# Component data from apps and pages
=-=-=-=-=
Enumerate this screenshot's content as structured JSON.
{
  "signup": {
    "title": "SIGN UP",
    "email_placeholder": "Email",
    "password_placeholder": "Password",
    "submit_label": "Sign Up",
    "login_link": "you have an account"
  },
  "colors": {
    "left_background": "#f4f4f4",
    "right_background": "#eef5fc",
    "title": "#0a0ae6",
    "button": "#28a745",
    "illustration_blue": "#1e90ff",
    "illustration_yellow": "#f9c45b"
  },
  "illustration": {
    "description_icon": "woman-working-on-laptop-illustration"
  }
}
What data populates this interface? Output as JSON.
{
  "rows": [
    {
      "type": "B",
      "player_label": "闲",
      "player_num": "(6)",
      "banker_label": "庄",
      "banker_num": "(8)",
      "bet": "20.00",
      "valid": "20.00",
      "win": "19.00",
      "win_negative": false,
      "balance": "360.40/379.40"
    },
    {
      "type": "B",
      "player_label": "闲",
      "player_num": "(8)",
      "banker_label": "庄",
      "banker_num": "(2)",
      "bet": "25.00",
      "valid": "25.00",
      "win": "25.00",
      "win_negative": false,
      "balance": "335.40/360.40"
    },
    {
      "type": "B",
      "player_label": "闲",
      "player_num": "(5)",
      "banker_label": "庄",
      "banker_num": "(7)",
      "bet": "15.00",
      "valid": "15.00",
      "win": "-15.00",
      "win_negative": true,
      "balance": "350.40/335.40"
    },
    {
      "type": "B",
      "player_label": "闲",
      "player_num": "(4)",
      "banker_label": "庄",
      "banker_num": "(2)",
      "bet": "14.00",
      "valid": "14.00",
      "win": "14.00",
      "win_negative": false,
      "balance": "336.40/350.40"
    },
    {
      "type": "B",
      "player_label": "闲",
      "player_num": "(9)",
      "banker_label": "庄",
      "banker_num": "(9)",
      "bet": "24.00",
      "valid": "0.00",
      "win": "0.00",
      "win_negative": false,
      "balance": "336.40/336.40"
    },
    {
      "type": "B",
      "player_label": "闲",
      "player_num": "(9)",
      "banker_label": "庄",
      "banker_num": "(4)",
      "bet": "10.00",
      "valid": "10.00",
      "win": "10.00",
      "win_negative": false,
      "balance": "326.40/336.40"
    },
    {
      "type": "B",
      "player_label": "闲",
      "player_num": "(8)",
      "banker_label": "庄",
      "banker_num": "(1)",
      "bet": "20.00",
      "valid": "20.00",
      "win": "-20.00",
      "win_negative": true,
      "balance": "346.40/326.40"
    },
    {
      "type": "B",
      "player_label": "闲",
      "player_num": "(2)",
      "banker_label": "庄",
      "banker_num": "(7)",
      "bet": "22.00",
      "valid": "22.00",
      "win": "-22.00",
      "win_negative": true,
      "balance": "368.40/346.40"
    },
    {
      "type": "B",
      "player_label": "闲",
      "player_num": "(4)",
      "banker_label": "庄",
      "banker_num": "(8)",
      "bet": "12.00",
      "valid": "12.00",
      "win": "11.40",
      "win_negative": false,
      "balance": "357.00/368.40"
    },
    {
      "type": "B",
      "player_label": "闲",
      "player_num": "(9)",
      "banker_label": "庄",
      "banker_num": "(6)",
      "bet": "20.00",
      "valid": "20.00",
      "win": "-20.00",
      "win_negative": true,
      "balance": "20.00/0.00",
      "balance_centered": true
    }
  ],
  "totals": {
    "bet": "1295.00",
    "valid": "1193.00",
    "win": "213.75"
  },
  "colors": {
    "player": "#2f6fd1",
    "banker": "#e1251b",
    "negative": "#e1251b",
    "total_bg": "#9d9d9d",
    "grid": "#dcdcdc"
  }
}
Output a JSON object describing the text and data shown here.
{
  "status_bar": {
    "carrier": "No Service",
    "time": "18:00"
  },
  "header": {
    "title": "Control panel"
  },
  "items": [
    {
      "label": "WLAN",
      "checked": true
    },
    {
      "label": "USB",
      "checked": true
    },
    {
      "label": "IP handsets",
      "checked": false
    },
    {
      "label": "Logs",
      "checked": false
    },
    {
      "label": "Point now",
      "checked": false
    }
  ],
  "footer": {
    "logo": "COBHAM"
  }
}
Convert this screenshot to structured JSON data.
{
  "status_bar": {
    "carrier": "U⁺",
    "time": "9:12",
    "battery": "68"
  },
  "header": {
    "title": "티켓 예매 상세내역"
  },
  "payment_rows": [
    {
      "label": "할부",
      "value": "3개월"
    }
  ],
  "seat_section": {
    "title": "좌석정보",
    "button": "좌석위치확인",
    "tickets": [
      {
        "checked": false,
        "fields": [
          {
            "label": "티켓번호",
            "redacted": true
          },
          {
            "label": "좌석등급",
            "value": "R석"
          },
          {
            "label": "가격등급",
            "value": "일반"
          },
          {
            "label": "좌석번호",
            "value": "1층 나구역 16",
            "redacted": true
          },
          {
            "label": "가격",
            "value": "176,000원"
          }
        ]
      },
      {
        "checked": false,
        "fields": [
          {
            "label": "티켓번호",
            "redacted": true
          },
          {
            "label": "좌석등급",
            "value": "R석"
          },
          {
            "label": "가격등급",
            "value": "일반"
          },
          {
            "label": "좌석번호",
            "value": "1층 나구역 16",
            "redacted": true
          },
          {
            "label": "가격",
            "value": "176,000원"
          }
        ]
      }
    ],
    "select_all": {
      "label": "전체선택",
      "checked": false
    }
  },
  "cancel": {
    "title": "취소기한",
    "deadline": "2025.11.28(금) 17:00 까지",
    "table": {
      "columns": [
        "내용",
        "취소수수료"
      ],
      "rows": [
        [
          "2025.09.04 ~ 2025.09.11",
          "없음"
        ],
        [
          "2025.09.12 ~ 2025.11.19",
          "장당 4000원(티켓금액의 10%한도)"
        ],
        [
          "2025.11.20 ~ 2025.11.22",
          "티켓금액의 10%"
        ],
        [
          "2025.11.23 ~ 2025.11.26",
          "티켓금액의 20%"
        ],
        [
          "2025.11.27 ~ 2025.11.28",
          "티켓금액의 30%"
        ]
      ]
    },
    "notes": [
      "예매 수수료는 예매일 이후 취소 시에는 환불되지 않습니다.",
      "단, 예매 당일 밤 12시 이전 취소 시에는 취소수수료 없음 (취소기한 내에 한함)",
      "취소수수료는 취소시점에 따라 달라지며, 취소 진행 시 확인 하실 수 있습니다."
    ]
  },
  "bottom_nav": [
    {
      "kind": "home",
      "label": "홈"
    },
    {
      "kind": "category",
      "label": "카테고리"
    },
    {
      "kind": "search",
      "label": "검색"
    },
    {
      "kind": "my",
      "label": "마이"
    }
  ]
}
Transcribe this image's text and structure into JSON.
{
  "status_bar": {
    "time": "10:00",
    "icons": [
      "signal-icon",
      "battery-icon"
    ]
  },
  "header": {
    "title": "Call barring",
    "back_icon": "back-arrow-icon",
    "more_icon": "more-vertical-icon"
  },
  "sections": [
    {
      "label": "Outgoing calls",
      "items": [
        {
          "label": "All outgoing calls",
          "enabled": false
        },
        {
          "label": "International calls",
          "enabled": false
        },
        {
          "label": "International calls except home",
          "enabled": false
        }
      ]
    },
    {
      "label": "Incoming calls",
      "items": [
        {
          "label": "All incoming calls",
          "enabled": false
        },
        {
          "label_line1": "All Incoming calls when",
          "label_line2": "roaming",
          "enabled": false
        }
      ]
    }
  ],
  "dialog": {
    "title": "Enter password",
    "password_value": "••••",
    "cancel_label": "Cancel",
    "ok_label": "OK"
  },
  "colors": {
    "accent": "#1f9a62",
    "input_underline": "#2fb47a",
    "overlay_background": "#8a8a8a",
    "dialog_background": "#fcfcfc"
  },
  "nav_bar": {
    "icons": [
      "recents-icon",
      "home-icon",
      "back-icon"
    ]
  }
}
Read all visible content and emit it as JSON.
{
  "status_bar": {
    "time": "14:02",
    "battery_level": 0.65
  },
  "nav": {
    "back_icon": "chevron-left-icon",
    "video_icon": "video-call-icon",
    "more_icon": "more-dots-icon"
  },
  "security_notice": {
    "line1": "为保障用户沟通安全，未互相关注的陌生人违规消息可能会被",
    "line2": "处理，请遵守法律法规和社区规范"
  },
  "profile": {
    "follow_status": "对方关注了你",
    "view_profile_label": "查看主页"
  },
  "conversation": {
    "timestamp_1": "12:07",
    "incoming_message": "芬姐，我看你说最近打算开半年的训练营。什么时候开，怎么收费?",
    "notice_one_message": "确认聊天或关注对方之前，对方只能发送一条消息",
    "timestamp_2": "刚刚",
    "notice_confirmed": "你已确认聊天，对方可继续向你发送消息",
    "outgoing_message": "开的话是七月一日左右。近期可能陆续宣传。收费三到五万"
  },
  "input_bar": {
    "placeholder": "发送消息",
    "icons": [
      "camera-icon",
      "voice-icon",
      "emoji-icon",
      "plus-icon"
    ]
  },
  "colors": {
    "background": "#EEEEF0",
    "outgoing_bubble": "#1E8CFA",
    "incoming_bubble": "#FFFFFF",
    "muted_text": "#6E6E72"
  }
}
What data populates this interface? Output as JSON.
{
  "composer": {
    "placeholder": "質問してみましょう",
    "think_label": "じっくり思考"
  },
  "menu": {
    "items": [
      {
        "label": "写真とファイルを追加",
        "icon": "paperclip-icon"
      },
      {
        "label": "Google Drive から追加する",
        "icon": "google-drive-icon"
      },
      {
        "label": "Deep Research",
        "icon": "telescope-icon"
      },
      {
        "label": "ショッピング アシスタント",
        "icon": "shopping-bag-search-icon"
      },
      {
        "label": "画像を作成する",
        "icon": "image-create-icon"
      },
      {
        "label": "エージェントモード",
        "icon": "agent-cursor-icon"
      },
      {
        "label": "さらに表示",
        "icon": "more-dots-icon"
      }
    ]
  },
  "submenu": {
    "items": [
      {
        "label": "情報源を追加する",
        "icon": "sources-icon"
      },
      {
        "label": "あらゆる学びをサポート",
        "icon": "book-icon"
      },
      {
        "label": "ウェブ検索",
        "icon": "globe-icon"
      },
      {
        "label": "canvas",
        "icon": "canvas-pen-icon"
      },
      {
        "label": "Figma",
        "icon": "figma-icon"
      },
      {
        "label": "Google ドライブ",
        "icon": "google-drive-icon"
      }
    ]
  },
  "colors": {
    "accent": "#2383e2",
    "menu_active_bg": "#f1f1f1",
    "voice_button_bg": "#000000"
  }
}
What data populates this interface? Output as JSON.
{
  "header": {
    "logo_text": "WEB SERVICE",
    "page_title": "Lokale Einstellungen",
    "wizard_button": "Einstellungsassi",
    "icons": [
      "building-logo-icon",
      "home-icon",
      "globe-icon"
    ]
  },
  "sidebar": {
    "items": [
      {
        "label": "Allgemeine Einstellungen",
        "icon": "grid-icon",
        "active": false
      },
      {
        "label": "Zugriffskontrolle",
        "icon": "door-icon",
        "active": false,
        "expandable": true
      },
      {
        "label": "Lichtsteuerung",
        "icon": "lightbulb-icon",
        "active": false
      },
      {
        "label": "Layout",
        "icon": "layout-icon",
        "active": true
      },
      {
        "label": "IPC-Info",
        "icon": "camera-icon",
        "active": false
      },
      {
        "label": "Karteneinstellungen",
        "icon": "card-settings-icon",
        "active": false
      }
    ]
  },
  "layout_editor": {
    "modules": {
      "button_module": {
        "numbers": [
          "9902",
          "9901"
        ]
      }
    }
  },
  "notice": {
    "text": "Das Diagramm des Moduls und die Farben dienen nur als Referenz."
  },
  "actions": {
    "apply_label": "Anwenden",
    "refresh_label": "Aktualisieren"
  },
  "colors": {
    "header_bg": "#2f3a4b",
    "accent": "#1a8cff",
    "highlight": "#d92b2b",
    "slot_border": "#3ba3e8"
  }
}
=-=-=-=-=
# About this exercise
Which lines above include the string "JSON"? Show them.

# Response area
Enumerate this screenshot's content as structured JSON.
What data populates this interface? Output as JSON.
Output a JSON object describing the text and data shown here.
Convert this screenshot to structured JSON data.
Transcribe this image's text and structure into JSON.
Read all visible content and emit it as JSON.
What data populates this interface? Output as JSON.
What data populates this interface? Output as JSON.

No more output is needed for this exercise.